4. John Rickard, 'White, Sir Thomas Walter (1888–1957)', Australian Dictionary of Biography, National Centre of Biography, Australian National University,
5. http://adb.anu.edu.au/biography/white-sir-thomas-walter-12013/text21545, published first in hardcopy 2002, accessed online 6 December 2017.
6. PDF attached: VOICES OF THE FIRST WORLD WAR: MESOPOTAMIA - Monday 4 June 2018 Imperial War Museum Podcast Transcript. https://www.iwm.org.uk/history/voices-of-the-first-world-war-mesopotamia
7. https://en.wikipedia.org/wiki/Air_Force_Cross_(United_Kingdom) - Note: 30 Squadron of the Royal Flying Corps is JOC Orton’s Squadron and 2nd Norfolks is his Regiment.
8. RAF at 100 with Ewan and Colin McGregor review – a flyby history from the actor and his pilot brother | Television & radio | The Guardian.pdf
9. Kut & Vicinity 1915 Map | Public Domain: This map was created by the Department of Military Art and Engineering, at the U.S. Military Academy (West Point). By This map was created by the Department of Military Art and Engineering, at the U.S. Military Academy (West Point). - Public Domain, https://commons.wikimedia.org/w/index.php?curid=726867. | http://www.dean.usma.edu/history/web03/atlases/great%20war/great%20war%20%20pages/great%20war%20ma
10. Newspaper Clippings from Orton family archives.

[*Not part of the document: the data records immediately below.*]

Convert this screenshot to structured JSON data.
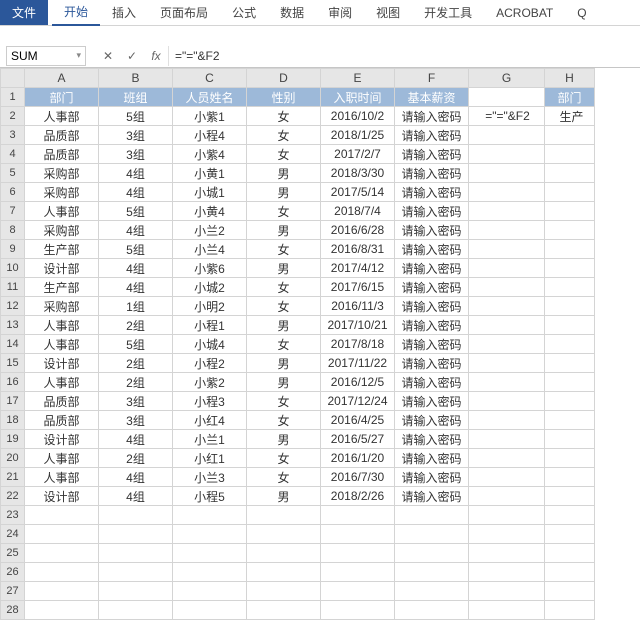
{
  "ribbon": {
    "tabs": [
      "文件",
      "开始",
      "插入",
      "页面布局",
      "公式",
      "数据",
      "审阅",
      "视图",
      "开发工具",
      "ACROBAT"
    ],
    "active": "开始",
    "help_icon": "Q"
  },
  "formula_bar": {
    "name_box": "SUM",
    "cancel": "✕",
    "enter": "✓",
    "fx": "fx",
    "formula": "=\"=\"&F2"
  },
  "columns": [
    "A",
    "B",
    "C",
    "D",
    "E",
    "F",
    "G",
    "H"
  ],
  "header_row": [
    "部门",
    "班组",
    "人员姓名",
    "性别",
    "入职时间",
    "基本薪资",
    "",
    "部门"
  ],
  "g2": "=\"=\"&F2",
  "h2": "生产",
  "chart_data": {
    "type": "table",
    "columns": [
      "部门",
      "班组",
      "人员姓名",
      "性别",
      "入职时间",
      "基本薪资"
    ],
    "rows": [
      [
        "人事部",
        "5组",
        "小紫1",
        "女",
        "2016/10/2",
        "请输入密码"
      ],
      [
        "品质部",
        "3组",
        "小程4",
        "女",
        "2018/1/25",
        "请输入密码"
      ],
      [
        "品质部",
        "3组",
        "小紫4",
        "女",
        "2017/2/7",
        "请输入密码"
      ],
      [
        "采购部",
        "4组",
        "小黄1",
        "男",
        "2018/3/30",
        "请输入密码"
      ],
      [
        "采购部",
        "4组",
        "小城1",
        "男",
        "2017/5/14",
        "请输入密码"
      ],
      [
        "人事部",
        "5组",
        "小黄4",
        "女",
        "2018/7/4",
        "请输入密码"
      ],
      [
        "采购部",
        "4组",
        "小兰2",
        "男",
        "2016/6/28",
        "请输入密码"
      ],
      [
        "生产部",
        "5组",
        "小兰4",
        "女",
        "2016/8/31",
        "请输入密码"
      ],
      [
        "设计部",
        "4组",
        "小紫6",
        "男",
        "2017/4/12",
        "请输入密码"
      ],
      [
        "生产部",
        "4组",
        "小城2",
        "女",
        "2017/6/15",
        "请输入密码"
      ],
      [
        "采购部",
        "1组",
        "小明2",
        "女",
        "2016/11/3",
        "请输入密码"
      ],
      [
        "人事部",
        "2组",
        "小程1",
        "男",
        "2017/10/21",
        "请输入密码"
      ],
      [
        "人事部",
        "5组",
        "小城4",
        "女",
        "2017/8/18",
        "请输入密码"
      ],
      [
        "设计部",
        "2组",
        "小程2",
        "男",
        "2017/11/22",
        "请输入密码"
      ],
      [
        "人事部",
        "2组",
        "小紫2",
        "男",
        "2016/12/5",
        "请输入密码"
      ],
      [
        "品质部",
        "3组",
        "小程3",
        "女",
        "2017/12/24",
        "请输入密码"
      ],
      [
        "品质部",
        "3组",
        "小红4",
        "女",
        "2016/4/25",
        "请输入密码"
      ],
      [
        "设计部",
        "4组",
        "小兰1",
        "男",
        "2016/5/27",
        "请输入密码"
      ],
      [
        "人事部",
        "2组",
        "小红1",
        "女",
        "2016/1/20",
        "请输入密码"
      ],
      [
        "人事部",
        "4组",
        "小兰3",
        "女",
        "2016/7/30",
        "请输入密码"
      ],
      [
        "设计部",
        "4组",
        "小程5",
        "男",
        "2018/2/26",
        "请输入密码"
      ]
    ]
  },
  "empty_rows": [
    23,
    24,
    25,
    26,
    27,
    28
  ]
}
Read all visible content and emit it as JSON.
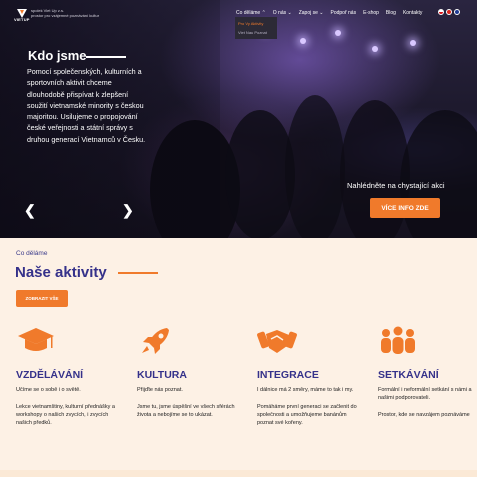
{
  "header": {
    "logo_text": "VIETUP",
    "org_line1": "spolek Viet Up z.s.",
    "org_line2": "prostor pro vzájemné poznávání kultur",
    "nav": [
      "Co děláme",
      "O nás",
      "Zapoj se",
      "Podpoř nás",
      "E-shop",
      "Blog",
      "Kontakty"
    ],
    "dropdown": [
      "Pro Vy Aktivity",
      "Viet Nau Poznat"
    ],
    "languages": [
      "cz",
      "vn",
      "en"
    ]
  },
  "hero": {
    "title": "Kdo jsme",
    "text": "Pomocí společenských, kulturních a sportovních aktivit chceme dlouhodobě přispívat k zlepšení soužití vietnamské minority s českou majoritou. Usilujeme o propojování české veřejnosti a státní správy s druhou generací Vietnamců v Česku.",
    "event_text": "Nahlédněte na chystající akci",
    "more_button": "VÍCE INFO ZDE",
    "prev_arrow": "❮",
    "next_arrow": "❯"
  },
  "activities": {
    "kicker": "Co děláme",
    "title": "Naše aktivity",
    "show_all": "ZOBRAZIT VŠE",
    "items": [
      {
        "icon": "graduation-cap-icon",
        "title": "VZDĚLÁVÁNÍ",
        "p1": "Učíme se o sobě i o světě.",
        "p2": "Lekce vietnamštiny, kulturní přednášky a workshopy o našich zvycích, i zvycích našich předků."
      },
      {
        "icon": "rocket-icon",
        "title": "KULTURA",
        "p1": "Přijďte nás poznat.",
        "p2": "Jsme tu, jsme úspěšní ve všech sférách života a nebojíme se to ukázat."
      },
      {
        "icon": "handshake-icon",
        "title": "INTEGRACE",
        "p1": "I dálnice má 2 směry, máme to tak i my.",
        "p2": "Pomáháme první generaci se začlenit do společnosti a umožňujeme banánům poznat své kořeny."
      },
      {
        "icon": "people-group-icon",
        "title": "SETKÁVÁNÍ",
        "p1": "Formální i neformální setkání s námi a našimi podporovateli.",
        "p2": "Prostor, kde se navzájem poznáváme"
      }
    ]
  },
  "colors": {
    "accent": "#f07a2b",
    "primary": "#35318a",
    "background": "#fdf1e5"
  }
}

11. PDF attached: The 2nd Battalion of the Norfolk Regiment in Mesopotamia – Norfolk in World War One’ - https://norfolkinworldwar1.org/2015/11/09/the-2nd-battalion-of-the-norfolk-regiment-in-mesopotamia-2/ - Dates and events given here are a summary of the narrative related in The History of the Norfolk Regiment, Volume II (1914-1918) by F. Loraine Petre from the published edition of Jarrold & Sons Limited: The Empire Press. A facsimile of the Jarrold original has recently been made available by The Naval & Military Press (www.naval-military-press.com (http://www.naval-military-press.com/))
13. The Siege of Kut al-Amara between 3 December 1915 and 29 April 1916 is an important episode of the war between the Ottoman Empire and Great Britain.